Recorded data
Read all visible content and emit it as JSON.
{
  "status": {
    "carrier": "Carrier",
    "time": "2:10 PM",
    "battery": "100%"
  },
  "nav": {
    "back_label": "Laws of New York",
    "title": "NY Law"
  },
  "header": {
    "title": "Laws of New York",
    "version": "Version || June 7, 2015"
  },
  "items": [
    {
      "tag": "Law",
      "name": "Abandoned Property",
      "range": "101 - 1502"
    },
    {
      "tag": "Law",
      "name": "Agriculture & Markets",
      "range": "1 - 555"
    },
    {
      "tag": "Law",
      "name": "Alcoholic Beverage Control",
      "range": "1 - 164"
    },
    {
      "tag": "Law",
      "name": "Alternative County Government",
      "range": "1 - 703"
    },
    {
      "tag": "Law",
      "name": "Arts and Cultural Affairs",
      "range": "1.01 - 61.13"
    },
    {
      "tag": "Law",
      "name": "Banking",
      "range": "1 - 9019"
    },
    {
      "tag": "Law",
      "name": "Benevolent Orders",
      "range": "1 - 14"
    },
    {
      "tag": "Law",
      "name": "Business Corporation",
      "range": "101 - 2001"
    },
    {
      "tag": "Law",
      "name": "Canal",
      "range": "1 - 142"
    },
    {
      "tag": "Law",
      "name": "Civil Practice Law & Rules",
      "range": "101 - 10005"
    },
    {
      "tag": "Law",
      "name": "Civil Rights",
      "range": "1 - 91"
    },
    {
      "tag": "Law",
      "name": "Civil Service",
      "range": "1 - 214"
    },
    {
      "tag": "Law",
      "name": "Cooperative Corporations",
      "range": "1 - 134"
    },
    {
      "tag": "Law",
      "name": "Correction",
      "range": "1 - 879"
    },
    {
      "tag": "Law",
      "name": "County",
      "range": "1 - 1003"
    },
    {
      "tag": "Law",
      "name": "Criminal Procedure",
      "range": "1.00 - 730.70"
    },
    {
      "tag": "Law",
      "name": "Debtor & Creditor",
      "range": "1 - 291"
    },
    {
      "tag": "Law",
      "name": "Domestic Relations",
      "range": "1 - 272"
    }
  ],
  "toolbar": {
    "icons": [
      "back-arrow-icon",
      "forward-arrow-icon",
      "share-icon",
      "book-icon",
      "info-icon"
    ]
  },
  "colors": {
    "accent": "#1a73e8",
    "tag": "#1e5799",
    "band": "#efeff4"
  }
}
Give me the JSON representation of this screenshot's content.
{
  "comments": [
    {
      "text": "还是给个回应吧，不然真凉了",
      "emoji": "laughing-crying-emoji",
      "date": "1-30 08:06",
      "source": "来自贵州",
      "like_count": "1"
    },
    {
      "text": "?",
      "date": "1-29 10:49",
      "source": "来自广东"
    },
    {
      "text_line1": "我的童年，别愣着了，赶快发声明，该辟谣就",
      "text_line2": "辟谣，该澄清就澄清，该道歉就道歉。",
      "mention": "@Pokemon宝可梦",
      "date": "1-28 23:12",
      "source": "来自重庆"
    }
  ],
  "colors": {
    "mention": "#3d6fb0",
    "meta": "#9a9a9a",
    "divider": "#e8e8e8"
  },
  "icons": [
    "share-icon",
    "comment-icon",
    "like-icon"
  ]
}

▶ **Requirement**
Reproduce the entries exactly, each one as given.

▶ **Answer below**
Read all visible content and emit it as JSON.
{
  "status": {
    "carrier": "Carrier",
    "time": "2:10 PM",
    "battery": "100%"
  },
  "nav": {
    "back_label": "Laws of New York",
    "title": "NY Law"
  },
  "header": {
    "title": "Laws of New York",
    "version": "Version || June 7, 2015"
  },
  "items": [
    {
      "tag": "Law",
      "name": "Abandoned Property",
      "range": "101 - 1502"
    },
    {
      "tag": "Law",
      "name": "Agriculture & Markets",
      "range": "1 - 555"
    },
    {
      "tag": "Law",
      "name": "Alcoholic Beverage Control",
      "range": "1 - 164"
    },
    {
      "tag": "Law",
      "name": "Alternative County Government",
      "range": "1 - 703"
    },
    {
      "tag": "Law",
      "name": "Arts and Cultural Affairs",
      "range": "1.01 - 61.13"
    },
    {
      "tag": "Law",
      "name": "Banking",
      "range": "1 - 9019"
    },
    {
      "tag": "Law",
      "name": "Benevolent Orders",
      "range": "1 - 14"
    },
    {
      "tag": "Law",
      "name": "Business Corporation",
      "range": "101 - 2001"
    },
    {
      "tag": "Law",
      "name": "Canal",
      "range": "1 - 142"
    },
    {
      "tag": "Law",
      "name": "Civil Practice Law & Rules",
      "range": "101 - 10005"
    },
    {
      "tag": "Law",
      "name": "Civil Rights",
      "range": "1 - 91"
    },
    {
      "tag": "Law",
      "name": "Civil Service",
      "range": "1 - 214"
    },
    {
      "tag": "Law",
      "name": "Cooperative Corporations",
      "range": "1 - 134"
    },
    {
      "tag": "Law",
      "name": "Correction",
      "range": "1 - 879"
    },
    {
      "tag": "Law",
      "name": "County",
      "range": "1 - 1003"
    },
    {
      "tag": "Law",
      "name": "Criminal Procedure",
      "range": "1.00 - 730.70"
    },
    {
      "tag": "Law",
      "name": "Debtor & Creditor",
      "range": "1 - 291"
    },
    {
      "tag": "Law",
      "name": "Domestic Relations",
      "range": "1 - 272"
    }
  ],
  "toolbar": {
    "icons": [
      "back-arrow-icon",
      "forward-arrow-icon",
      "share-icon",
      "book-icon",
      "info-icon"
    ]
  },
  "colors": {
    "accent": "#1a73e8",
    "tag": "#1e5799",
    "band": "#efeff4"
  }
}
Give me the JSON representation of this screenshot's content.
{
  "comments": [
    {
      "text": "还是给个回应吧，不然真凉了",
      "emoji": "laughing-crying-emoji",
      "date": "1-30 08:06",
      "source": "来自贵州",
      "like_count": "1"
    },
    {
      "text": "?",
      "date": "1-29 10:49",
      "source": "来自广东"
    },
    {
      "text_line1": "我的童年，别愣着了，赶快发声明，该辟谣就",
      "text_line2": "辟谣，该澄清就澄清，该道歉就道歉。",
      "mention": "@Pokemon宝可梦",
      "date": "1-28 23:12",
      "source": "来自重庆"
    }
  ],
  "colors": {
    "mention": "#3d6fb0",
    "meta": "#9a9a9a",
    "divider": "#e8e8e8"
  },
  "icons": [
    "share-icon",
    "comment-icon",
    "like-icon"
  ]
}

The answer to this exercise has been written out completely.